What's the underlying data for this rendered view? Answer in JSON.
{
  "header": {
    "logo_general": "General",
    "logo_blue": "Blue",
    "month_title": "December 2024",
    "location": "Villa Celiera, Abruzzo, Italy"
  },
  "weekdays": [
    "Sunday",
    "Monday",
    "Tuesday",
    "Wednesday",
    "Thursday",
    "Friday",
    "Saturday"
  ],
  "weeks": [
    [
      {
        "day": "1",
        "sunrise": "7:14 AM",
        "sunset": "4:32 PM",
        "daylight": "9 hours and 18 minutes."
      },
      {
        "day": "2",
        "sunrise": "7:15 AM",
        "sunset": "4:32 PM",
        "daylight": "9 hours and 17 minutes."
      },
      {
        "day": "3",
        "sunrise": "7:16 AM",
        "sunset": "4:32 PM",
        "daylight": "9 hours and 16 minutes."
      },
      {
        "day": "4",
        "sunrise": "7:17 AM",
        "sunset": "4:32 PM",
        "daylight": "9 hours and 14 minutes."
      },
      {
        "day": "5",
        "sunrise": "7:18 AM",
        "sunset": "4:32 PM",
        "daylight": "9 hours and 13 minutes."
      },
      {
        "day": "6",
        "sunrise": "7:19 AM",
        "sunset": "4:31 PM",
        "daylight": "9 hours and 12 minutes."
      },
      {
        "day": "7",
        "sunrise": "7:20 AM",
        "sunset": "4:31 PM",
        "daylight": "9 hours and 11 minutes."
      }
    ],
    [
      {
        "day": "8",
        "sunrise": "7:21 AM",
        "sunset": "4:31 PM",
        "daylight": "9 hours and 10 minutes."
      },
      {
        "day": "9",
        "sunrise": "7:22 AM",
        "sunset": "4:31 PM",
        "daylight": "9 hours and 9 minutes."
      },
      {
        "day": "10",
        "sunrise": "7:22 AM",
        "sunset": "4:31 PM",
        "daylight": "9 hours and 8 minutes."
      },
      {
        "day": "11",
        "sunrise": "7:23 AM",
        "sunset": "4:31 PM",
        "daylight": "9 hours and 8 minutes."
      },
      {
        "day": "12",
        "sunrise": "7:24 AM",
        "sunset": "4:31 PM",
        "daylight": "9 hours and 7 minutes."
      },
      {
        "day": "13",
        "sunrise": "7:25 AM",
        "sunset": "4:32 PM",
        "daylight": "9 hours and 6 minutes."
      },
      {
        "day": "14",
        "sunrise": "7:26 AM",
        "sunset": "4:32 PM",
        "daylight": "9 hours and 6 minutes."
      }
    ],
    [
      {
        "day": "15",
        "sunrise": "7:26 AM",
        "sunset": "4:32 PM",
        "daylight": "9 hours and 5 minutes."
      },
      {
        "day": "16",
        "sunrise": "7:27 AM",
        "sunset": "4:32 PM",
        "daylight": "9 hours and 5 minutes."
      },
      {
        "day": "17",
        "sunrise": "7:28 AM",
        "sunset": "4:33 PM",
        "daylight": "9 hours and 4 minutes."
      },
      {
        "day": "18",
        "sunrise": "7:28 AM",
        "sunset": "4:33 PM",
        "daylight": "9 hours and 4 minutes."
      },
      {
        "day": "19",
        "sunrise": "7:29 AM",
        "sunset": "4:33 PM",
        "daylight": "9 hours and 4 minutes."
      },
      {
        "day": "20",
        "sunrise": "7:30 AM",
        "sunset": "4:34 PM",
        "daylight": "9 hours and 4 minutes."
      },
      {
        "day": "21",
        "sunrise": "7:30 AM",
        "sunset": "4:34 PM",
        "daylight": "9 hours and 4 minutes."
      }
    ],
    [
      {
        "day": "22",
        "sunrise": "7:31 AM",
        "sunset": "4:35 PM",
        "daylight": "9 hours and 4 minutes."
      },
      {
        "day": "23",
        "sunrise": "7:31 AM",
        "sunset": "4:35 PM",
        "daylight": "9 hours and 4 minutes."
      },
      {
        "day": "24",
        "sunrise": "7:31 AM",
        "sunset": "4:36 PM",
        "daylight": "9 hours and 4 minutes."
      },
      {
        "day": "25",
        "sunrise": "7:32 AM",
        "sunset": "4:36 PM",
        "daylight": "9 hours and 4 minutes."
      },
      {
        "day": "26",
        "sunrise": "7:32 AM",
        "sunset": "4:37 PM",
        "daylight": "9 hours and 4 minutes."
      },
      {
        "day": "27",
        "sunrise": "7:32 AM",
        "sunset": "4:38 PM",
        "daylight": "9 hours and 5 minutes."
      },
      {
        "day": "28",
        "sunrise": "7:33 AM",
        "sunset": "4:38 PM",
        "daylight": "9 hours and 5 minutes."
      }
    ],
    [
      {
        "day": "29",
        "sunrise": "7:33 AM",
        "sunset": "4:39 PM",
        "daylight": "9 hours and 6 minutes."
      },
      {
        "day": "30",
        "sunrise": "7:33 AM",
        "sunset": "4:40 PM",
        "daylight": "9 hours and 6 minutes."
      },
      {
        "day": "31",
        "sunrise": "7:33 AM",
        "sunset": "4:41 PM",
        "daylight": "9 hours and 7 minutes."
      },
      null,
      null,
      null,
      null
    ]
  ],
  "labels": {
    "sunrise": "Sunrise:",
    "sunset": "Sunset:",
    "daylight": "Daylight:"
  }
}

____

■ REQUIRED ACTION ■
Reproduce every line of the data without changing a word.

■ TASK ANSWER ■
What's the underlying data for this rendered view? Answer in JSON.
{
  "header": {
    "logo_general": "General",
    "logo_blue": "Blue",
    "month_title": "December 2024",
    "location": "Villa Celiera, Abruzzo, Italy"
  },
  "weekdays": [
    "Sunday",
    "Monday",
    "Tuesday",
    "Wednesday",
    "Thursday",
    "Friday",
    "Saturday"
  ],
  "weeks": [
    [
      {
        "day": "1",
        "sunrise": "7:14 AM",
        "sunset": "4:32 PM",
        "daylight": "9 hours and 18 minutes."
      },
      {
        "day": "2",
        "sunrise": "7:15 AM",
        "sunset": "4:32 PM",
        "daylight": "9 hours and 17 minutes."
      },
      {
        "day": "3",
        "sunrise": "7:16 AM",
        "sunset": "4:32 PM",
        "daylight": "9 hours and 16 minutes."
      },
      {
        "day": "4",
        "sunrise": "7:17 AM",
        "sunset": "4:32 PM",
        "daylight": "9 hours and 14 minutes."
      },
      {
        "day": "5",
        "sunrise": "7:18 AM",
        "sunset": "4:32 PM",
        "daylight": "9 hours and 13 minutes."
      },
      {
        "day": "6",
        "sunrise": "7:19 AM",
        "sunset": "4:31 PM",
        "daylight": "9 hours and 12 minutes."
      },
      {
        "day": "7",
        "sunrise": "7:20 AM",
        "sunset": "4:31 PM",
        "daylight": "9 hours and 11 minutes."
      }
    ],
    [
      {
        "day": "8",
        "sunrise": "7:21 AM",
        "sunset": "4:31 PM",
        "daylight": "9 hours and 10 minutes."
      },
      {
        "day": "9",
        "sunrise": "7:22 AM",
        "sunset": "4:31 PM",
        "daylight": "9 hours and 9 minutes."
      },
      {
        "day": "10",
        "sunrise": "7:22 AM",
        "sunset": "4:31 PM",
        "daylight": "9 hours and 8 minutes."
      },
      {
        "day": "11",
        "sunrise": "7:23 AM",
        "sunset": "4:31 PM",
        "daylight": "9 hours and 8 minutes."
      },
      {
        "day": "12",
        "sunrise": "7:24 AM",
        "sunset": "4:31 PM",
        "daylight": "9 hours and 7 minutes."
      },
      {
        "day": "13",
        "sunrise": "7:25 AM",
        "sunset": "4:32 PM",
        "daylight": "9 hours and 6 minutes."
      },
      {
        "day": "14",
        "sunrise": "7:26 AM",
        "sunset": "4:32 PM",
        "daylight": "9 hours and 6 minutes."
      }
    ],
    [
      {
        "day": "15",
        "sunrise": "7:26 AM",
        "sunset": "4:32 PM",
        "daylight": "9 hours and 5 minutes."
      },
      {
        "day": "16",
        "sunrise": "7:27 AM",
        "sunset": "4:32 PM",
        "daylight": "9 hours and 5 minutes."
      },
      {
        "day": "17",
        "sunrise": "7:28 AM",
        "sunset": "4:33 PM",
        "daylight": "9 hours and 4 minutes."
      },
      {
        "day": "18",
        "sunrise": "7:28 AM",
        "sunset": "4:33 PM",
        "daylight": "9 hours and 4 minutes."
      },
      {
        "day": "19",
        "sunrise": "7:29 AM",
        "sunset": "4:33 PM",
        "daylight": "9 hours and 4 minutes."
      },
      {
        "day": "20",
        "sunrise": "7:30 AM",
        "sunset": "4:34 PM",
        "daylight": "9 hours and 4 minutes."
      },
      {
        "day": "21",
        "sunrise": "7:30 AM",
        "sunset": "4:34 PM",
        "daylight": "9 hours and 4 minutes."
      }
    ],
    [
      {
        "day": "22",
        "sunrise": "7:31 AM",
        "sunset": "4:35 PM",
        "daylight": "9 hours and 4 minutes."
      },
      {
        "day": "23",
        "sunrise": "7:31 AM",
        "sunset": "4:35 PM",
        "daylight": "9 hours and 4 minutes."
      },
      {
        "day": "24",
        "sunrise": "7:31 AM",
        "sunset": "4:36 PM",
        "daylight": "9 hours and 4 minutes."
      },
      {
        "day": "25",
        "sunrise": "7:32 AM",
        "sunset": "4:36 PM",
        "daylight": "9 hours and 4 minutes."
      },
      {
        "day": "26",
        "sunrise": "7:32 AM",
        "sunset": "4:37 PM",
        "daylight": "9 hours and 4 minutes."
      },
      {
        "day": "27",
        "sunrise": "7:32 AM",
        "sunset": "4:38 PM",
        "daylight": "9 hours and 5 minutes."
      },
      {
        "day": "28",
        "sunrise": "7:33 AM",
        "sunset": "4:38 PM",
        "daylight": "9 hours and 5 minutes."
      }
    ],
    [
      {
        "day": "29",
        "sunrise": "7:33 AM",
        "sunset": "4:39 PM",
        "daylight": "9 hours and 6 minutes."
      },
      {
        "day": "30",
        "sunrise": "7:33 AM",
        "sunset": "4:40 PM",
        "daylight": "9 hours and 6 minutes."
      },
      {
        "day": "31",
        "sunrise": "7:33 AM",
        "sunset": "4:41 PM",
        "daylight": "9 hours and 7 minutes."
      },
      null,
      null,
      null,
      null
    ]
  ],
  "labels": {
    "sunrise": "Sunrise:",
    "sunset": "Sunset:",
    "daylight": "Daylight:"
  }
}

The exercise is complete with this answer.